With vineyards tretching along the eastern side of the Andes Mountains from Patagonia in the south to Salta in the north, Argentina is one of the world’s largest and most dynamic wine producing countries—and most important in South America.
Since the late 20th century vineyard investments, improved winery technology and a commitment to innovation have all contributed to the country’s burgeoning image as a producer of great wines at all price points. The climate here is diverse but generally continental and agreeable, with hot, dry summers and cold snowy winters—a positive, as snow melt from the Andes Mountains is used heavily to irrigate vineyards.

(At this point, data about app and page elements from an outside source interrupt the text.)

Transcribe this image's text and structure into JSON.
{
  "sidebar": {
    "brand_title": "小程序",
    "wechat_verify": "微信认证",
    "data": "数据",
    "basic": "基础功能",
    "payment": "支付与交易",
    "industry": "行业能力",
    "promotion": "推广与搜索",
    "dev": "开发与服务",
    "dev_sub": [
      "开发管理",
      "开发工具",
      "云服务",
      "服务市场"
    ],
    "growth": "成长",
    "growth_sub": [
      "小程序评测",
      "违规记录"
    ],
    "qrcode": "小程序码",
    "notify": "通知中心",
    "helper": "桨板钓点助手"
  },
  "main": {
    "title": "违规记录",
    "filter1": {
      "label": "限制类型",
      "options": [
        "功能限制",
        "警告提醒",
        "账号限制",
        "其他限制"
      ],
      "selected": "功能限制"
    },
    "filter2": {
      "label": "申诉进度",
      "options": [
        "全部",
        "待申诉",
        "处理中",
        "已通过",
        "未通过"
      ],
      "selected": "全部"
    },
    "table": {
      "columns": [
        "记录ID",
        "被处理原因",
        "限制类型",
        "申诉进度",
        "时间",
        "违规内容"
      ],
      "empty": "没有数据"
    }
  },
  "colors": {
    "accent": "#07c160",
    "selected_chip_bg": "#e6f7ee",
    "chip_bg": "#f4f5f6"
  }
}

Grapes very rarely have any difficulty achieving full ripeness.
Argentina’s famous Mendoza region, responsible for more than 70% of Argentina’s wine production, is further divided into several sub-regions, with Luján de Cuyo and the Uco Valley most noteworthy. Red wines dominate here, especially Malbec, the country’s star variety, while Chardonnay is the most successful white.
The province of San Juan is best known for blends of Bonarda and Syrah. Torrontés is a specialty of the La Rioja and Salta regions, the latter of which is also responsible for excellent Malbecs grown at very high elevation.
One of the world’s most classic and popular styles of red wine, Bordeaux-inspired blends have spread from their homeland in France to nearly every corner of the New World, especially in California, Washington and Australia. Typically based on either Cabernet Sauvignon or Merlot and supported by Cabernet Franc, Malbec and Petit Verdot, these are sometimes referred to in the US as “Meritage” blends. In Bordeaux itself, Cabernet Sauvignon dominates in wines from the Left Bank of the Gironde River, while the Right Bank focuses on Merlot. Often, blends from outside the region are classified as being inspired by one or the other.
In the Glass
Cabernet-based, Left-Bank-styled wines are typically more tannic and structured, while Merlot-based wines modeled after the Right Bank are softer and suppler. Cabernet Franc can add herbal notes, while Malbec and Petit Verdot contribute color and structure. Wines from Bordeaux lean towards a highly structured and earthy style whereas New World areas (as in the ones named above) tend to produce bold and fruit-forward blends. Either way, Bordeaux red blends generally have aromas and flavors of black currant, cedar, plum, graphite, and violet, with more red fruit flavors when Merlot makes up a high proportion of the blend.
Since Bordeaux red blends are often quite structured and tannic, they pair best with hearty, flavorful and fatty meat dishes. Any type of steak makes for a classic pairing. Equally welcome with these wines would be beef brisket, pot roast, braised lamb or smoked duck.
While the region of Bordeaux is limited to a select few approved grape varieties in specified percentages, the New World is free to experiment. Bordeaux blends in California may include equal amounts of Cabernet Franc and Malbec, for example. Occassionally a winemaker might add a small percentage of a non-Bordeaux variety, such as Syrah or Petite Sirah for a desired result.